The squat lasted only a few months. At first Sogyal was “one of the boys”, but
took off for a while to visit Chogyam Trungpa Rinpoche, who pioneered Tibetan Buddhism in the USA. Trungpa was a formidably intelligent iconoclast who acquired a nationwide following, with a formula that shook Buddhist America to the core and generated enthusiasm wherever he alighted. In contrast to the more familiar austerities of Zen Buddhism, Trungpa offered authentic Tibetan theory and practice in tandem with a sybaritic lifestyle.
An early American seeker, Victoria Barlow, recalls meeting Sogyal in Boulder, Colorado in 1976:
“Sogyal was enthralled by Trungpa’s sexual conquests,” she says, “he told me outright that he wanted what Trungpa had and aimed to achieve a rock star lifestyle.”
Sogyal returned to London in a radically altered state of mind – berating his students for their lack of worldly ambition and demanding to be treated like a “precious one”. Around this time Sogyal met up with Ngakpa Chogyam, a Englishman who later became a Buddhist teacher.
“At first he was quite friendly”, says Chogyam, “but later he let me know that he was a distinctly superior being and that I was no longer to address him as Sogyal.”
Around this time Sogyal launched into his habit of publicly humiliating his close followers – berating for them for even minor errors in front of a roomful of people.

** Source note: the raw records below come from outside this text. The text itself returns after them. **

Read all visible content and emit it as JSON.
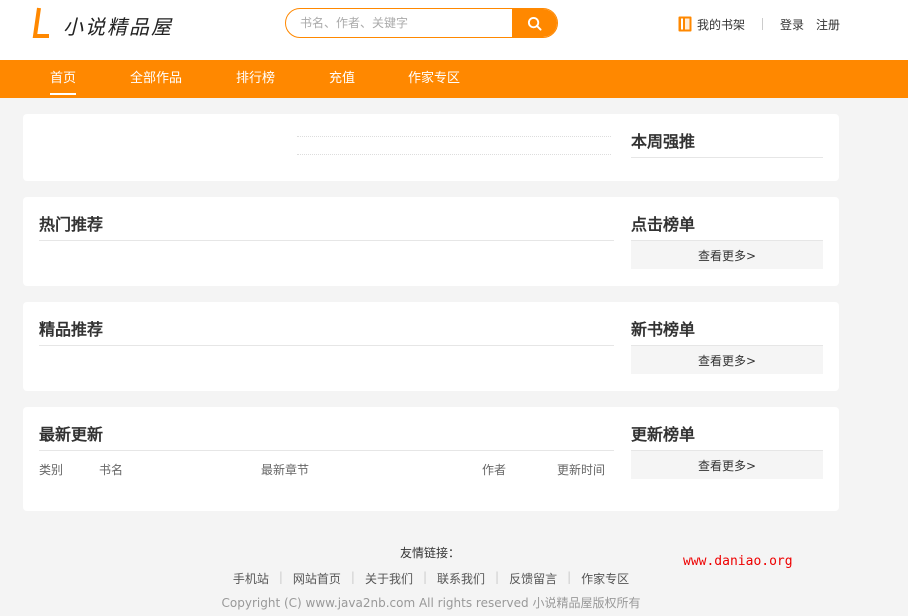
{
  "header": {
    "logo_text": "小说精品屋",
    "search_placeholder": "书名、作者、关键字",
    "shelf_label": "我的书架",
    "login_label": "登录",
    "register_label": "注册"
  },
  "nav": {
    "items": [
      {
        "label": "首页"
      },
      {
        "label": "全部作品"
      },
      {
        "label": "排行榜"
      },
      {
        "label": "充值"
      },
      {
        "label": "作家专区"
      }
    ]
  },
  "sections": {
    "weekly_title": "本周强推",
    "hot_title": "热门推荐",
    "click_rank_title": "点击榜单",
    "fine_title": "精品推荐",
    "new_rank_title": "新书榜单",
    "latest_title": "最新更新",
    "update_rank_title": "更新榜单",
    "more_label": "查看更多>"
  },
  "latest_table": {
    "headers": [
      "类别",
      "书名",
      "最新章节",
      "作者",
      "更新时间"
    ]
  },
  "footer": {
    "links_title": "友情链接：",
    "links": [
      "手机站",
      "网站首页",
      "关于我们",
      "联系我们",
      "反馈留言",
      "作家专区"
    ],
    "copyright": "Copyright (C) www.java2nb.com All rights reserved   小说精品屋版权所有"
  },
  "watermark": "www.daniao.org",
  "colors": {
    "accent": "#ff8800",
    "watermark": "#ee0000"
  }
}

Patrick Gaffney is the only one to be spared these ordeals.
He was still doing it in 2011. A woman (Lalatee) who attended a retreat at Dzogchen Beara, the Rigpa centre in Ireland, was profoundly shocked by Sogyal’s behaviour:
“I experienced what at best could be termed disrespect, at worst abuse of his colleagues and disciples. He was regularly late and often over-ran the sessions by several hours. He was insulting to the Irish people, about his assistants and to individual course participants. The last straw for me was when he called a senior assistant to come to the dais. She’s a respected professional in her 60s doing amazing work with the bereaved and the dying. She was forced to kneel beside Sogyal, while he embraced her closely and put his hand on her chest. I could see that she was embarrassed and uncomfortable. Sogyal proceeded to stroke her face, looking deeply into her eyes. When she pulled back slightly, he turned to the 250 people present and said ‘this is none of your business, turn away’. So 250 people twisted round in their seats and looked away. If that is not crowd manipulation and abuse, I don’t know what is. At the very least it shows complete disregard for western social mores and ethical behaviour.”
Also in 2011 another woman (Myra) attended a Rigpa retreat at Myall Lakes in Australia.
“Sogyal seemed arrogant and uncaring. He was habitually an hour or more late and after he turned up would spend another hour and half criticising his older students. Meanwhile, several hundred people who had already waited a long time had to witness this, not understanding what was going on. Many of them were new to Rigpa. Sogyal then gave his senior students orders about how he wanted the presentation to be prepared for the next day. I know they sometimes stayed up all night working on a new version, but next day when Sogyal arrived everything would be all wrong again and there would be another diatribe.”
Myra asked older students about Sogyal’s behaviour:
“One explanation given to justify it was that he aims to shock people out of their habitual thinking – that he’s a Vajra Master and doesn’t conform to the same samsaric standards as we do. I couldn’t help thinking that if he’s really a Vajra Master why does he need to follow a precise order of events? Why are the prepared readings and video excerpts so important? I really think there’s something else going on.”
Back in the 1970s, the man who now insisted on being called Rinpoche exhorted his flock to focus their attention on attracting money and on improving the style, content and comfort levels of the Chatsworth Road house.
“He was a slave driver”, says one squatter, Jack, “he had us working flat out, restoring the house, building a shrine, putting up shelves and so on – while he sat around directing operations.” People like businessman Jean Lanoe involved in the construction of the Lerab Ling temple would affirm that in this respect also, Sogyal has not changed.